We scientists have a desperate need to make our science interesting to everyone-- including ourselves. Our terminology reflects this. In astronomy, we have the Big Bang. In comp sci, computers Crash. In engienering, "Test to Destruction".

But at some point, usually when I'm in a classroom, my science audience wants me to do something extreme. Mix chemicals until they explode. Shatter a rose in liquid nitrogen. Fire off a rocket. Something 'kinetic', in the sense of lots of fragments of something once whole being rent a'sunder.

As usual, parody best covers the dilemma, as with this week's "The Onion" science headline: Science Channel Refuses To Dumb Down Science Any Further.

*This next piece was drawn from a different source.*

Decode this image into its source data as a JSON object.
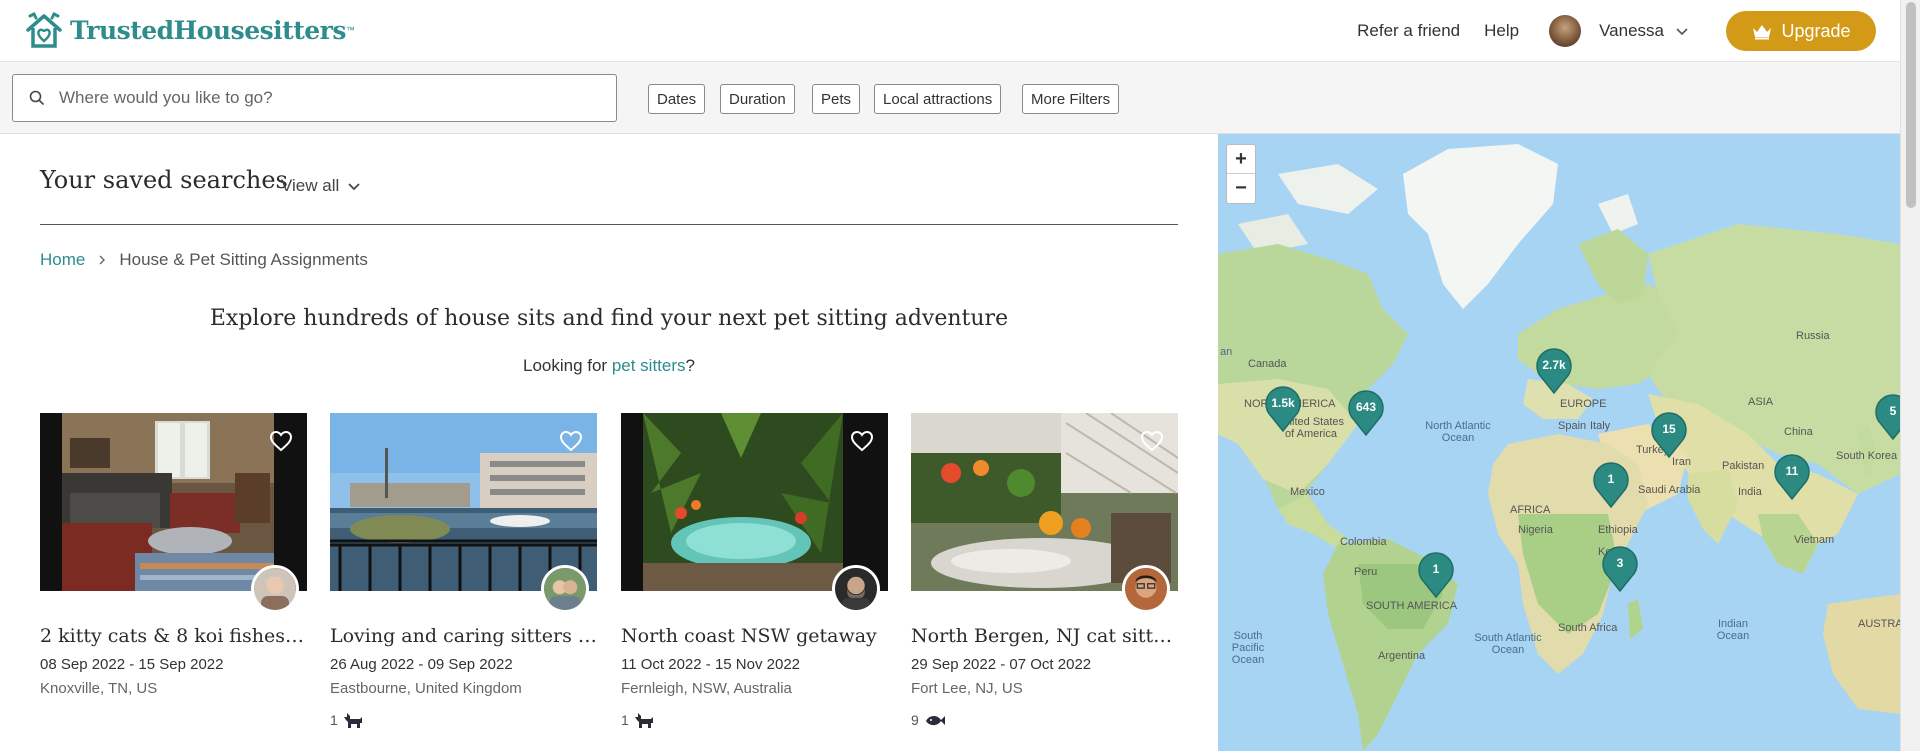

Frustrated by continued demands from viewers for more awesome and extreme programming, Science Channel president Clark Bunting told reporters Tuesday that his cable network was "completely incapable" of watering down science any further than it already had. [...] "At this point, having the word 'how' in a show's title is about as close to scientific investigation as we get,"

But is blowing things up science? I maintain that the act of blowing something up is mere engineering. It's what you do after the *BOOM* that matters.

I'm going to resolve this once and for all, using a highly technical flowchart.

Alex, the Daytime Astronomer

Tues and Fri here, via RSS feed, and twitter @skyday
Read about my own private space venture in The Satellite Diaries